At one point, many of us will ask the questions, “Am I going to die? Am I safe? Who can I count on? It could be as you face your mortality or find yourself in a dangerous situation. Or, as it has been for many frontline health care professionals while facing a job-related risk like contracting COVID-19. Medical professionals are not the only ones who have experienced high levels of fear, anxiety, anger, and depression stemming from the global COVID-19 pandemic. We all did, and those emotions were only made worse by the isolation, uncertainty, and disruption to our lives caused by the pandemic. There was the constant risk of becoming infected with COVID-19 and pressures stemming from remote working and learning, as well as childcare and eldercare challenges. For many, harsh economic challenges arose from having lost their jobs.
The fears and anxieties associated with my role as a pediatric neurosurgeon are those related to my patients’ lives I have put at risk during the past 20 years. I have had many sleepless nights not thinking about the hundreds of children that had great outcomes, but the 1-2 each year for whom I may have made an honest mistake, or their disease just won. In my 20-year practice, I can count over 40 children that I still blame myself for their untoward outcomes. I am constantly beating myself up over these children, which causes me both mental and physical pain.
In the late 1980s when I was a medical student and then in the 1990s as a resident, the human immunodeficiency virus / acquired immunodeficiency syndrome (HIV/AIDS) was at an epidemic stage. Like other medical professionals, I feared contracting HIV/AIDS without knowing how it was diagnosed, managed, or prevented. Back then, there were limited antiretroviral therapies. As a resident, I was working extraordinarily long hours as the federally mandated ACGME 80-hour workweek duty standards were not yet in place. I was routinely exposed to percutaneous needle injuries and blood exposures. I underwent HIV testing numerous times, which always was accompanied by anxiety, waiting for follow-up 6-month testing, and taking a toll on my mental and physical health.

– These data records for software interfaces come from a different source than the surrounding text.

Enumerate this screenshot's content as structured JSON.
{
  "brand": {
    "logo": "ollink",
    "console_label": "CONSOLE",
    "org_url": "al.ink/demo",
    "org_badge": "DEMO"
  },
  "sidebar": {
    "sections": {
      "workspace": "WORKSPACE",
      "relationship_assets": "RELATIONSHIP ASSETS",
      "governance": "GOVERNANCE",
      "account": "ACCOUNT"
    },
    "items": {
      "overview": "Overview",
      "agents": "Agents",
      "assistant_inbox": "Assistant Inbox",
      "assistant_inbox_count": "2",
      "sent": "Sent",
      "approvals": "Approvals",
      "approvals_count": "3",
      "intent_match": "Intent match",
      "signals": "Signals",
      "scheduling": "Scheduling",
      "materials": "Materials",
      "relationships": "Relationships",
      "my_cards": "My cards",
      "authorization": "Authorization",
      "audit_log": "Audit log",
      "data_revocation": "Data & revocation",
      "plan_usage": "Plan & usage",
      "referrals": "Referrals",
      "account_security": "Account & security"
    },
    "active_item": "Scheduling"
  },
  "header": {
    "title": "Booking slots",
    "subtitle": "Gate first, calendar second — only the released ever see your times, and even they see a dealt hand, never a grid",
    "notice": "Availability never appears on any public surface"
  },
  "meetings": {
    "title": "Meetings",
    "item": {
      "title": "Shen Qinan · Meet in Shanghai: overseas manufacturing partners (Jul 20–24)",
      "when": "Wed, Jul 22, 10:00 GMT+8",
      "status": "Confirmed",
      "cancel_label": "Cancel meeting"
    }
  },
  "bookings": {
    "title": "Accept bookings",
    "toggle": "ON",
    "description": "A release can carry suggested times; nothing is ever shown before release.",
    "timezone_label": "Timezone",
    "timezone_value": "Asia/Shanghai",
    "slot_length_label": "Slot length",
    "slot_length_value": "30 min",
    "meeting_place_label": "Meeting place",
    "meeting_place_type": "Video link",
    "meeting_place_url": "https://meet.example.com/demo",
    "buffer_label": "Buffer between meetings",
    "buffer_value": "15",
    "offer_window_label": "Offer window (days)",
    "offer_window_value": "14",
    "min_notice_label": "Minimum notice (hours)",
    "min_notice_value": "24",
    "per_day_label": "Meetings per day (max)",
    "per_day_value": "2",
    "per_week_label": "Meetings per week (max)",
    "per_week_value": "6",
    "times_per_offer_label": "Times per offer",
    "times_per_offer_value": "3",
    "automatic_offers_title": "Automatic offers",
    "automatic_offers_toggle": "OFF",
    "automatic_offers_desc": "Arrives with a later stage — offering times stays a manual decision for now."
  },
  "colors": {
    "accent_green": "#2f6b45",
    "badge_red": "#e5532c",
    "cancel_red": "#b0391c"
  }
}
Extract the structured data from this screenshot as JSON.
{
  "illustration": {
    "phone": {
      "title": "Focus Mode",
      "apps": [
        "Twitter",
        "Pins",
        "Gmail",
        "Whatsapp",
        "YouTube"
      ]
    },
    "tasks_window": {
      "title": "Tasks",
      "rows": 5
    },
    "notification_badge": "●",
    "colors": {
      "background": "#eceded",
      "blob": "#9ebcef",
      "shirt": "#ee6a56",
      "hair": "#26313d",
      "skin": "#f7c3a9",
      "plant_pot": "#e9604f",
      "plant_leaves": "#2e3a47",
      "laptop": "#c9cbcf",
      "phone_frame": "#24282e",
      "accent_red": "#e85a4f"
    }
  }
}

The last decade presented an opportunity for me to learn something from the commercial fishing industry about life circumstances where we experience fear and anxiety. In 2009, I was privileged to work on the F/V Miss Colleen, a commercial salmon fishing gillnet boat in Bristol Bay, Alaska. Then, in the fall of 2019 and winter of 2021, I was fortunate to be a deckhand on the F/V Saga, a commercial crab fishing boat in the Bering Sea profiled on the Discovery show Deadliest Catch. Both experiences had a profound effect on me and taught me how to switch from a “my life is at risk” mentality to one focused on preventing mistakes from happening through teamwork and effective communication. It occurred to me that there is no room for error in both the health care and commercial fishing industries. Both giving a patient the wrong medication or going overboard in rough seas can lead to death.
Commercial fishing is recognized as one of the world’s most dangerous occupations. According to the National Institute for Occupational Safety and Health, there were 117 deaths per 100,000 fishing workers from 2000-2015, 29 times higher than the average U.S. workers (i.e., four deaths/100,000). On the popular television show, Deadliest Catch, many gained an awareness of the Bering Sea crab fishing industry. I learned firsthand as a commercial fishing worker just how physically and mentally agonizing the work was. But I also learned that feeling of being safe equals freedom. And I became acutely aware of how important teamwork, communication, and connecting at the heart are in those circumstances and that to be effective, you need to develop compassionate, supportive relationships with your teammates. Everyone must have each other’s back to keep each other safe. One mistake could result in the death of the entire crew. To ensure safety while completing the tasks at hand, each team member must understand the strengths and weaknesses of the others.
Often, I wonder what makes a great commercial fishing boat captain, physician, or leader. Many successful leaders desire to succeed, yet they also possess humility and respect for and trust in others. They lead by example and not just words, even when facing high-risk and even life-and-death situations.
Fishing on the dangerous, unrelenting Bering Sea makes you understand your mortality and just how precious life is. You appreciate the value of fostering teamwork and communication as you are constantly faced with death. In life, developing loving relationships, being there and showing up for others, and connecting at the heart with each team member are critical to combatting fear and anxiety that accompany the goal of keeping everyone safe while still catching your crab quota.
These are unprecedented and challenging times as we continue to grapple with the pandemic and its aftermath. I am continually in awe of the collective selfless response of those serving on the front lines – not just our health care workers and first responders but also utility workers, truckers, grocers, and other heroes. We have made tremendous progress due to their contributions, while our mental and physical fortitude has been tested and will continue to be tested, along with our ability to endure the new normal and remaining uncertainty of what will happen next year and thereafter. But, if we think like commercial fishing workers, like teammates entrusted with each other’s lives and well-being, and remain like bamboo, flexible and resilient, we will endure. We need to listen, learn, and heal with each other to achieve a healthier, peaceful, and purposeful life with optimum performance in mind, body, and spirit.
Anthony Avellino is a pediatric neurosurgeon and the author of Finding Purpose: A Neurosurgeon’s Journey of Hope and Healing.